Study skills refer to the ability to read, memorize and retain class portions, text book content and other study materials. Developing study skills depend on individual’s capability, grasping power, interests, environment and self discipline. Here are some methods to develop study skills and hone them better with few useful techniques.

1. Visualization

This method refers to seeing imagery through the mind on what has been taught, including block diagrams, pictures, matching real world objects with the concepts read. It also develops your creativity, imagination and cognitive skills.

2. Group Study

Joining a study group on few topics lets members to share and collaborate among others. The study materials can be divided for individual preparations, which then can be delivered as a short session or flash cards to other members in the study group. This is one of the most common study methods.

3. Writing what you read

Writing whatever you have just read immediately helps to retain the fresh knowledge and also boost your confidence in the exam. Apart from that, you can train yourself to be patient to really absorb the knowledge through hard work and also improve written communication skills.

4. Learning by doing

This is one best form of developing a study skill – doing things practically based on what one read in the text book although it may not be possible to experiment or implement everything practically. One has to develop the habit of experiencing them practically if there any opportunity exists. For example, college lab exercises, applying them on real world situations.

5. Flash cards

This is the most common method of keeping tab of topics read. It is done through a small post card where key words are noted down for quick reference. Majority of the students keep them handy instead of keeping complete notes or text books. This helps in developing hints to the topics and improvising the whole content from the keywords.

6. Mind maps

It is the best technique to relate topics and associate links among them. Mind map is a powerful tool which follows a tree or hierarchical structure to a particular topic. It is also a great brainstorming method to generate more ideas for essay writing, comprehension, and critical thinking. It sharpens the thought process by looking at various perspectives to the subject.

7. Group discussion and quizzes

Revise the topics through a group discussion with friends to further improve your memory. It is better to allot 30 minutes of time for discussion and clarifications. To make it more interesting, conduct small quizzes through rapid fire rounds, puzzles and other form of investigative learning. This also builds communication and social skills.

8. Relaxation methods

It is vital to keep a healthy mind and body. Taking breaks and rests for 10-15 minutes between studies keeps the mind relaxed. It is recommended to have a minimum of seven hours sound sleep. It rejuvenates both body and mind. The mental pressure can be released by playing sports, doing work outs and spending quality time with family and friends. Practicing meditation, deep breathing exercises and yoga are great methods to improving concentration and focus.

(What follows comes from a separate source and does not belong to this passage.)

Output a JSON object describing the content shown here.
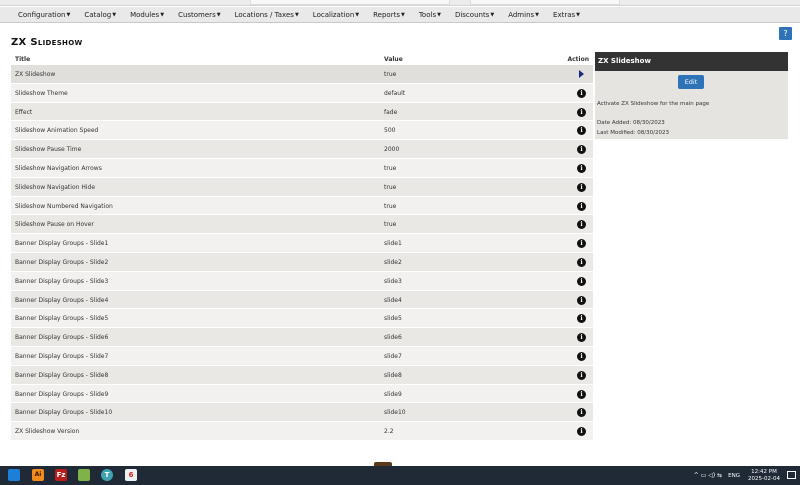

In summary, study skills are both innate and acquired by nature. They may vary across individuals but several common and working practices can be derived and applied by all students to hone and improvise their existing skills.